According to Zealand, the glucagon/GLP-1 agonist activates two key gut hormone receptors GLP-1 and glucagon. With its dual action mechanism, the glucagon/GLP-1 agonist could offer better regulation of blood sugar and weight loss than the existing single agonist treatments.

The Danish biotech company says that the compound partly builds on the effects of oxyntomodulin, a natural gut hormone known to decrease intake of food and boost energy expenditure in humans.

A randomized, double-blind study in healthy humans of the dual glucagon/GLP-1 agonist will be held in Germany to assess its safety and tolerability of single ascending doses. The findings of the phase 1 trial for the glucagon/GLP-1 agonist are likely to come out in late 2018.
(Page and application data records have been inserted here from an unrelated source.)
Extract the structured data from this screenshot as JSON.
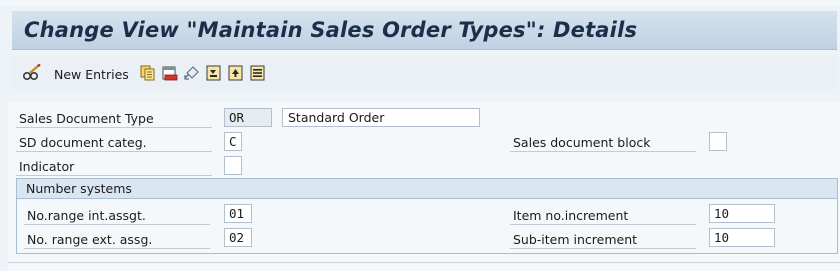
{
  "title": "Change View \"Maintain Sales Order Types\": Details",
  "toolbar": {
    "new_entries_label": "New Entries",
    "icons": [
      "display-change-icon",
      "copy-icon",
      "delete-icon",
      "undo-icon",
      "first-entry-icon",
      "previous-entry-icon",
      "next-entry-icon"
    ]
  },
  "fields": {
    "sales_document_type": {
      "label": "Sales Document Type",
      "code": "OR",
      "description": "Standard Order"
    },
    "sd_document_categ": {
      "label": "SD document categ.",
      "value": "C"
    },
    "sales_document_block": {
      "label": "Sales document block",
      "value": ""
    },
    "indicator": {
      "label": "Indicator",
      "value": ""
    }
  },
  "number_systems": {
    "header": "Number systems",
    "no_range_int": {
      "label": "No.range int.assgt.",
      "value": "01"
    },
    "no_range_ext": {
      "label": "No. range ext. assg.",
      "value": "02"
    },
    "item_no_increment": {
      "label": "Item no.increment",
      "value": "10"
    },
    "sub_item_increment": {
      "label": "Sub-item increment",
      "value": "10"
    }
  },
  "colors": {
    "title_bar": "#c9d9e8",
    "title_text": "#1d2e4a",
    "group_header": "#d9e5f0"
  }
}
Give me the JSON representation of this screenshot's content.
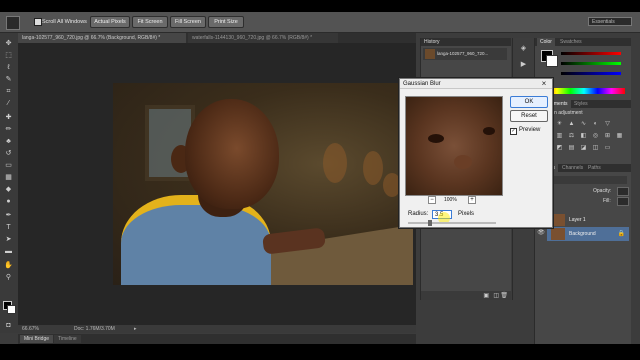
{
  "optionsBar": {
    "scroll_all_label": "Scroll All Windows",
    "buttons": [
      "Actual Pixels",
      "Fit Screen",
      "Fill Screen",
      "Print Size"
    ],
    "workspace": "Essentials"
  },
  "docTabs": [
    {
      "label": "langa-102577_960_720.jpg @ 66.7% (Background, RGB/8#) *"
    },
    {
      "label": "waterfalls-1144130_960_720.jpg @ 66.7% (RGB/8#) *"
    }
  ],
  "status": {
    "zoom": "66.67%",
    "doc": "Doc: 1.76M/3.70M"
  },
  "bottomTabs": [
    "Mini Bridge",
    "Timeline"
  ],
  "history": {
    "title": "History",
    "item": "langa-102577_960_720..."
  },
  "rightPanel": {
    "colorTabs": [
      "Color",
      "Swatches"
    ],
    "adjustTabs": [
      "Adjustments",
      "Styles"
    ],
    "adjustTitle": "Add an adjustment",
    "layerTabs": [
      "Layers",
      "Channels",
      "Paths"
    ],
    "opacity_label": "Opacity:",
    "fill_label": "Fill:",
    "layers": [
      "Layer 1",
      "Background"
    ]
  },
  "dialog": {
    "title": "Gaussian Blur",
    "ok": "OK",
    "reset": "Reset",
    "preview": "Preview",
    "zoom": "100%",
    "radius_label": "Radius:",
    "radius_value": "3.5",
    "radius_unit": "Pixels"
  }
}
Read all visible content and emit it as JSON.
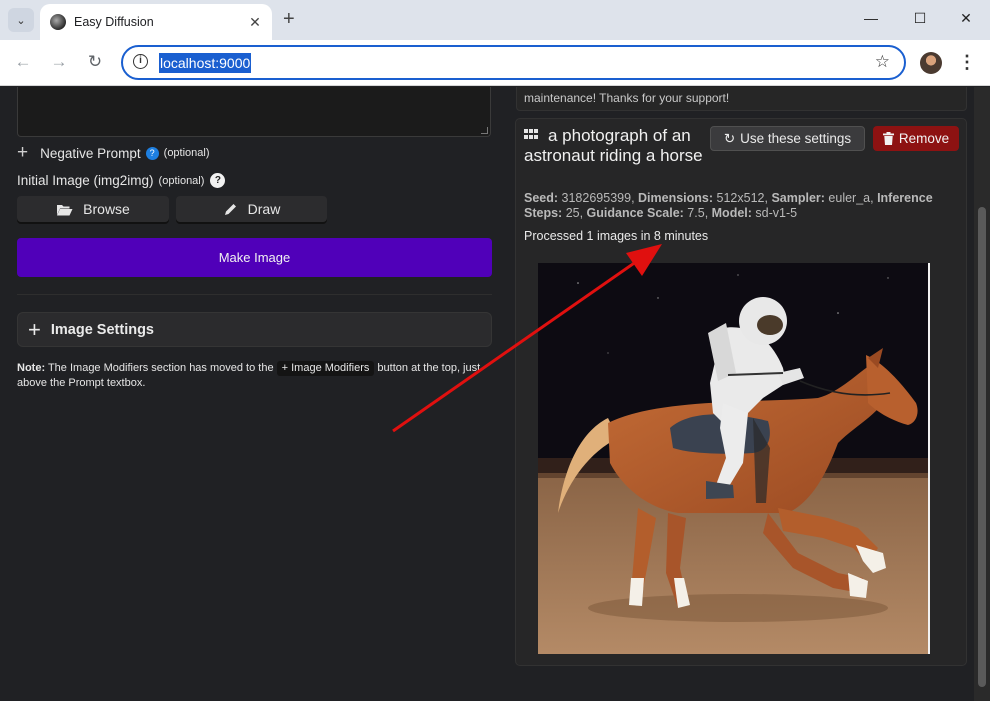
{
  "browser": {
    "tab_title": "Easy Diffusion",
    "url": "localhost:9000",
    "new_tab": "+",
    "tab_close": "✕",
    "minimize": "—",
    "maximize": "☐",
    "close": "✕"
  },
  "left": {
    "negative_prompt_label": "Negative Prompt",
    "negative_prompt_optional": "(optional)",
    "initial_image_label": "Initial Image (img2img)",
    "initial_image_optional": "(optional)",
    "browse_label": "Browse",
    "draw_label": "Draw",
    "make_image_label": "Make Image",
    "image_settings_label": "Image Settings",
    "note_prefix": "Note:",
    "note_text_1": " The Image Modifiers section has moved to the ",
    "note_chip": "+ Image Modifiers",
    "note_text_2": " button at the top, just above the Prompt textbox."
  },
  "right": {
    "message_tail": "maintenance! Thanks for your support!",
    "task_title": "a photograph of an astronaut riding a horse",
    "use_settings_label": "Use these settings",
    "remove_label": "Remove",
    "meta": {
      "seed_label": "Seed:",
      "seed": "3182695399",
      "dimensions_label": "Dimensions:",
      "dimensions": "512x512",
      "sampler_label": "Sampler:",
      "sampler": "euler_a",
      "steps_label": "Inference Steps:",
      "steps": "25",
      "guidance_label": "Guidance Scale:",
      "guidance": "7.5",
      "model_label": "Model:",
      "model": "sd-v1-5"
    },
    "processed_text": "Processed 1 images in 8 minutes"
  },
  "colors": {
    "accent_purple": "#5000b9",
    "remove_red": "#8d1212",
    "annotation_arrow": "#e0100f"
  }
}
Zealand Pharma’s other candidate is an analog of amylin, a pancreatic peptide hormone known to play a key role in bringing down the intake of food and in controlling the postprandial plasma glucose levels.

The Danish biotech firm says that its compound had shown considerable weight loss results in preclinical models of obesity. A phase 1 trial for the compound will be held in Germany to study its safety and tolerability with data expected to be released in late 2018.

Zealand executive vice president, chief medical and development officer Adam Steensberg said that the progression of the two new analogs into clinical trials reflects the company’s ability in developing novel peptides for people looking for adequate solutions for obesity treatment and better treatment options for their diabetes.

“We have a strong partnership with Boehringer Ingelheim and look forward to future studies that will establish if the impressive preclinical weight loss results can be confirmed in clinical trials.”